[Exercise input — start]
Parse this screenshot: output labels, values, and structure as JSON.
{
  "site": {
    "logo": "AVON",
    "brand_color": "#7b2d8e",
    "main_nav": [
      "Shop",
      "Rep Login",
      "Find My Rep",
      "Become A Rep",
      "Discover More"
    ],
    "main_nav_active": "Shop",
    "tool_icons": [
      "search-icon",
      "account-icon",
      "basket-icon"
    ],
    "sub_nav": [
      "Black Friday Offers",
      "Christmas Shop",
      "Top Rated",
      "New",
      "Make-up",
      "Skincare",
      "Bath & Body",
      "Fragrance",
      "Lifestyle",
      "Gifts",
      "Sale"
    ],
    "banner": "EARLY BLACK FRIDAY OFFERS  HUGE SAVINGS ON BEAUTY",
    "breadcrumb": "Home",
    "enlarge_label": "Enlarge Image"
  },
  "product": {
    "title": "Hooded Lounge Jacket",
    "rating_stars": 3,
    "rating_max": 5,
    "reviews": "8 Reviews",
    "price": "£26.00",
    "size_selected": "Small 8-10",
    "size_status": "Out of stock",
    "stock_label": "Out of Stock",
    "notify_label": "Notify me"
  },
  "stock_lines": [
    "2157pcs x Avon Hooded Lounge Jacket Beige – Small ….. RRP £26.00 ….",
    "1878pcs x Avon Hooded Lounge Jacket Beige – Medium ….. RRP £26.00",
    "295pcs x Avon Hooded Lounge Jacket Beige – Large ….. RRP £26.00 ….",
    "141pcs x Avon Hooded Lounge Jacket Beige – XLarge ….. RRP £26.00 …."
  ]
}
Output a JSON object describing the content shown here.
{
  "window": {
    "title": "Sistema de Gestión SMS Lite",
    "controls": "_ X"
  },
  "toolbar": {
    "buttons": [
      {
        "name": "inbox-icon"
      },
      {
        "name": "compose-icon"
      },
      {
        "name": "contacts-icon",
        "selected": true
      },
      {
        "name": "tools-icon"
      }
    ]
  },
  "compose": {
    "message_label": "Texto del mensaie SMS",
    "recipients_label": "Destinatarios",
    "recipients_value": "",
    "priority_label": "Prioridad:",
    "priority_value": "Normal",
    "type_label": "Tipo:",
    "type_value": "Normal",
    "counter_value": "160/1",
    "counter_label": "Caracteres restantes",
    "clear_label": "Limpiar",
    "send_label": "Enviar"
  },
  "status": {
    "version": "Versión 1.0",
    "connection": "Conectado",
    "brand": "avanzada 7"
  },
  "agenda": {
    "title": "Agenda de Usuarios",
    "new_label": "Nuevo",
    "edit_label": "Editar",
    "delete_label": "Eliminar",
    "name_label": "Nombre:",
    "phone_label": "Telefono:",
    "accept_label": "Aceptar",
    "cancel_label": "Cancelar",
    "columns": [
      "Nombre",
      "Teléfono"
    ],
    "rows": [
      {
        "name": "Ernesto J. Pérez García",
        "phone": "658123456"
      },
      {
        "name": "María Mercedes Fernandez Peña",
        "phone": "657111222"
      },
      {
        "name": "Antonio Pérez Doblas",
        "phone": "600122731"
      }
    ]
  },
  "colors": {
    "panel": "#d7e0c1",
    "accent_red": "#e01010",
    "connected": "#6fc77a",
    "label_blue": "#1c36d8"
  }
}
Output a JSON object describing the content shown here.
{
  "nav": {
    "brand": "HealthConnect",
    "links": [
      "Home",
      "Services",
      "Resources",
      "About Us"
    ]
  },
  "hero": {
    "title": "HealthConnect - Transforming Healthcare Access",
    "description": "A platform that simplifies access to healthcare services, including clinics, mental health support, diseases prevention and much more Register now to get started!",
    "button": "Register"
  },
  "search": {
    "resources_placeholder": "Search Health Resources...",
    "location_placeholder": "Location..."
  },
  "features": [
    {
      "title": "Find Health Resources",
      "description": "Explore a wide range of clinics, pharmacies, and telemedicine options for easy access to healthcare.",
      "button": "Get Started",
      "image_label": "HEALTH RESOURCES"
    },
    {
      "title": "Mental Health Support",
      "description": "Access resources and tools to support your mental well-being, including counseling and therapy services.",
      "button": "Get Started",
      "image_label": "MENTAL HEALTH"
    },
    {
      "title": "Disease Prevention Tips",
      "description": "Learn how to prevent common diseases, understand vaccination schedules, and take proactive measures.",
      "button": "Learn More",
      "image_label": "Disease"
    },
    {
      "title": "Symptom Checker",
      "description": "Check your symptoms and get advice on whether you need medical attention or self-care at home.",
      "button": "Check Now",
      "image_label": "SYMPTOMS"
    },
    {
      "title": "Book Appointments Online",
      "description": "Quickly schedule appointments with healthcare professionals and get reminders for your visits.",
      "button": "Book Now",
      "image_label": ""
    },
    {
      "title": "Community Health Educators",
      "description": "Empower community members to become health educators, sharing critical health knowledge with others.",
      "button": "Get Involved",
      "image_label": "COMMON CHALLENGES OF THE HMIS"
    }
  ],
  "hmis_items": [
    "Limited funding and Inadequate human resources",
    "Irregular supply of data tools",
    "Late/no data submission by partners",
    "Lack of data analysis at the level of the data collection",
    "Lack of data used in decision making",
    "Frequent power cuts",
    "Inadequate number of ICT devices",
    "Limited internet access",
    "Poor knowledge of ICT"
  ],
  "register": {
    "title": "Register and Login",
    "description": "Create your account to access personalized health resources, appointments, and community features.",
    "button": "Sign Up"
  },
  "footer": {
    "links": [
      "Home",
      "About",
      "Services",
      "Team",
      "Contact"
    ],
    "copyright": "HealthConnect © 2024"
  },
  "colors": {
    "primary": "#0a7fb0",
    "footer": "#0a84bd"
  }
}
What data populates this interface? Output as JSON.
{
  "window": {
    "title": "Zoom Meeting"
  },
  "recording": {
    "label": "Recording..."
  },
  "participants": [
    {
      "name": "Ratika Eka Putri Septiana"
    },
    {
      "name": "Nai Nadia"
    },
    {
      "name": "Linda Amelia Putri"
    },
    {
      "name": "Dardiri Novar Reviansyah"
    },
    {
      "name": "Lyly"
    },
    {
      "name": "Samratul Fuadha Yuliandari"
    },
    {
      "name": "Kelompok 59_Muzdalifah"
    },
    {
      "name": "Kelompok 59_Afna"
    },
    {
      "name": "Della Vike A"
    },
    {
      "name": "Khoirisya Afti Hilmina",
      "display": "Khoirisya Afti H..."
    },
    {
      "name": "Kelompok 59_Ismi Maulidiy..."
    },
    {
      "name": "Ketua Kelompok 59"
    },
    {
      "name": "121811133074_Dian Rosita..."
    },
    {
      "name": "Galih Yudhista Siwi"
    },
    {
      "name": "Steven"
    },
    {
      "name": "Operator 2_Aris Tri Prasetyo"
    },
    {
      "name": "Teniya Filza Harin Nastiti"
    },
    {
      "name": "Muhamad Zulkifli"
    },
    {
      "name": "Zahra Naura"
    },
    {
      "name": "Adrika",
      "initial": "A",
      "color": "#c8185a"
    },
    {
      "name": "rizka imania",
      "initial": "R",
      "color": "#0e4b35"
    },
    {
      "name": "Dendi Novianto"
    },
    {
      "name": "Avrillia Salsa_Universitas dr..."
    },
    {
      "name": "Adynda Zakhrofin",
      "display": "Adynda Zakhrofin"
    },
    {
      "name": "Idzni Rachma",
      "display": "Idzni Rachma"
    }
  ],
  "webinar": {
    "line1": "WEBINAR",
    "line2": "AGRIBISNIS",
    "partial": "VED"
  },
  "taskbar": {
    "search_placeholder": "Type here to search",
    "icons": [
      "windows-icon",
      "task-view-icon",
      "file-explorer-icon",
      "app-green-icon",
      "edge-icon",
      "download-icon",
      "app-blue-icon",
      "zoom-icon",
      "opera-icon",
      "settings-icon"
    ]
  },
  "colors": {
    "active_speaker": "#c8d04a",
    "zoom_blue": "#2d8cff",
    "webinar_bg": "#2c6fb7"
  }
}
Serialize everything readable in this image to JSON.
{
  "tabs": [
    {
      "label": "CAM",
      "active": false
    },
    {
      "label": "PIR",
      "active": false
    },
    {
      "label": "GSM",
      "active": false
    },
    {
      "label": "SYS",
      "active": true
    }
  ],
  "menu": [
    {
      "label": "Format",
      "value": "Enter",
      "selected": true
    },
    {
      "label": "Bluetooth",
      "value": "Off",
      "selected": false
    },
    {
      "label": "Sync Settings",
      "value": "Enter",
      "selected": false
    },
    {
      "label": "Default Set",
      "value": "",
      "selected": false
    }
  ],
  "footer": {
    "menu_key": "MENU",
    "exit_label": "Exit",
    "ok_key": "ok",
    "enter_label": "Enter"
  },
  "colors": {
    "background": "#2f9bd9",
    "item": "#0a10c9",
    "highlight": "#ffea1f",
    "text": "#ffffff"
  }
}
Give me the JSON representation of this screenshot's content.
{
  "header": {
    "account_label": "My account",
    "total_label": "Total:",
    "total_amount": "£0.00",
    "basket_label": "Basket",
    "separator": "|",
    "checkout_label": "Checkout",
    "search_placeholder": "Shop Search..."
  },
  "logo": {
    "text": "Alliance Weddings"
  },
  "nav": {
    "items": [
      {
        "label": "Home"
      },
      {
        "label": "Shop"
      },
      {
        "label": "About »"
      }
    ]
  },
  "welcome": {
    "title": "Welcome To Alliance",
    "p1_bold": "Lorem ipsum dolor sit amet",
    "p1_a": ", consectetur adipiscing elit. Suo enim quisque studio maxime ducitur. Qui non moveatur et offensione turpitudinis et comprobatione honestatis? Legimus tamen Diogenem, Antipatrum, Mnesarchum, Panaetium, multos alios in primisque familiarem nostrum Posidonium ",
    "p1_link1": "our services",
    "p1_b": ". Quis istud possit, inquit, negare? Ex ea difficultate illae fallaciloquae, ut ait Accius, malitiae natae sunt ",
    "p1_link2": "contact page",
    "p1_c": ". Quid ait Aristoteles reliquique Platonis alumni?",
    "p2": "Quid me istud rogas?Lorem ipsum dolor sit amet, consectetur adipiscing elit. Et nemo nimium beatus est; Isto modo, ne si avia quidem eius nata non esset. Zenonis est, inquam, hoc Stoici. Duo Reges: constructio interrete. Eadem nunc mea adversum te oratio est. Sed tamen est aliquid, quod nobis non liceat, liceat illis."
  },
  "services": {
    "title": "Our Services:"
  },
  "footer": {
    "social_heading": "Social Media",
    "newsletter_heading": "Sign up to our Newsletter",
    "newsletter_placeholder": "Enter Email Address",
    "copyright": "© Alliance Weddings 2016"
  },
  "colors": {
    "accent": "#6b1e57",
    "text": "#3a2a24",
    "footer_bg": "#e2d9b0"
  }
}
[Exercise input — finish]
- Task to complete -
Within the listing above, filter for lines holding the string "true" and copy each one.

- Written reply -
        "selected": true
      "active": true
      "selected": true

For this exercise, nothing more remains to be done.